Let’s begin with a question. Can the place you are from define you? In character, in conscience, in persona? I’d say yes, for sure – at the very least in the lives we lead and the music we make. I know very little about Iceland. My knowledge of this intriguing country is embarrassingly limited to random thoughts, people and pictures I have seen on TV. And then there’s Björk, of course, who I fell in love with many years ago. So why is it that I think Icelandic saxophonist/composer Tumi Árnason’s musical identity is forged from his surroundings? I really don’t know the answer but it obviously has something to do with the music I’m listening to here. All I can say is that this was one of my first impressions when listening to the adventurous, spellbinding, almost mystical music performed on this album. Maybe it’s the imagery that Árnason’s music creates in my mind. Can music be visual? Again, I would say yes, of course. The sounds I am hearing transport me to another place, a palette of many colours blending together, offerings of pictures to view in a gallery. But it’s more than that. These pictures are like dreams, moving in and out of focus. Some are like natural elements, coming together perfectly to live in harmony. Others are more like oil and water, refusing to mix, challenging and then repelling one another and once more going their separate ways. This is the musical landscape of “Hlýnun”.

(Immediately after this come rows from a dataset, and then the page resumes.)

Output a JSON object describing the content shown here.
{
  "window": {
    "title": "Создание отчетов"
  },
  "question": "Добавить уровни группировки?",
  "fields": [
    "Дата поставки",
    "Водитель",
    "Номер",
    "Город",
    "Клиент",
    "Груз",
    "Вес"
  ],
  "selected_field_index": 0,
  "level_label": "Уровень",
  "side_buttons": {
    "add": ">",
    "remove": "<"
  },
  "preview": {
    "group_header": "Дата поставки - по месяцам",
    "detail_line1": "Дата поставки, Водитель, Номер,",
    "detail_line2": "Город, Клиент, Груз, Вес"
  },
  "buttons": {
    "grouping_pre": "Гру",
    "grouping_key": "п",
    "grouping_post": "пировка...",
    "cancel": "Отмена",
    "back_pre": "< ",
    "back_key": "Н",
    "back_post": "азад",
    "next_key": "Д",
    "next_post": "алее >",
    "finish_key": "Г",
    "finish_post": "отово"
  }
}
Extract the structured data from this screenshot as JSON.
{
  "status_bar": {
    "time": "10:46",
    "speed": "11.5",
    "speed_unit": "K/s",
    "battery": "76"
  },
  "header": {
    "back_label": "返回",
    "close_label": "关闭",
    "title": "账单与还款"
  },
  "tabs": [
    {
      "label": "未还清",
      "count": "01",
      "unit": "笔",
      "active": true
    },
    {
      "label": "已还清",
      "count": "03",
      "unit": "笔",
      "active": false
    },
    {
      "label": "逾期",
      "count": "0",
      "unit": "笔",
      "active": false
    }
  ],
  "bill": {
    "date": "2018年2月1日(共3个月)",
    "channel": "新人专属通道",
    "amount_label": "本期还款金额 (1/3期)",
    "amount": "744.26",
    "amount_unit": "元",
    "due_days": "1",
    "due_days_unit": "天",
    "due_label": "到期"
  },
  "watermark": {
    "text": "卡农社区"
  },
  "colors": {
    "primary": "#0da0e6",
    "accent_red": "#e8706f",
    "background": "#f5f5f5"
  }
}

There is an identity to Árnason’s music that is steadfast. His writing is uncompromising, experimental and tantalisingly unique. Once the spell is cast, it won’t let go. Deeper and deeper I fall from the glimmering, glacial rock-face, plummeting down through the half-frozen waters, fighting for breath as I rise once more, taking in a new horizon in my mind’s eye. It’s a primordial thing. Echoes of a distant life surrounding me. Birth, rebirth, life and death. A universe spinning on its axis, flooding my mind with random imagery from who knows where who knows when. And then I refocus, as steadily all reflections subside as I draw closer to the elemental, ever-changing nucleus.

“Hlýnun” – which translates as “Warming”, is an album that addresses our current existential threat, the climate crisis, through free jazz and experimental improvisation. It invites the listener into a dynamic ecosystem. Saxophonist/composer Tumi Árnason, with bassist Skúli Sverrisson, drummer Magnús Trygvason Eliassen, and keyboardist Magnús Jóhann Ragnarsson, use their instruments to orbit one another, trade ideas and create vital soundscapes. A living multiplicity that grows and flourishes, gains balance but is threatened by an ever-advancing hegemony. Songs of extinct birds are unveiled through melodies and a requiem for life itself bursts out of the organ. Man’s systematic and mechanical thinking haunts the work, rousing intensities and endangering its unity. The ecosystem regresses and becomes an apocalyptic ambience, hiss, then silence.

This is not necessarily the easiest music I will listen to this year. But if ever the music reflected perfectly the source of its inspiration, then this is it. It has its lighter moments, but the overall mood is sombre, as Árnason’s magnum opus challenges the listener to involve themselves in his journey. Fully immersive and compellingly brilliant, “Hlýnun” is a true work of art.

If you are thinking of delving deep into the wonders of this recording, I highly recommend you look at purchasing the very, very special vinyl edition. It is, quite simply, stunningly beautiful. The record is pressed by RPM Records in Denmark on a double 180g white marbled vinyl made from recycled materials. The sound is incredible. The ‘Poster Style” sleeve wraps around the vinyl and opens out to reveal six 12” sections on both sides, giving a total of twelve printed panels. The artwork design by Elín Edda Þorsteinsdóttir and Íbbagoggur, with front cover art by Þorsteinn Cameron, complements the music perfectly. The litho printed covers were made in Iceland and include scores, texts and poems by Brynja Hjálmsdóttir and Tómas Ævar Ólafsson. The overall package is one of the best I have ever seen produced anywhere in the world. The music and the product combined make for an incredibly visceral, rewarding experience.

Mike Gates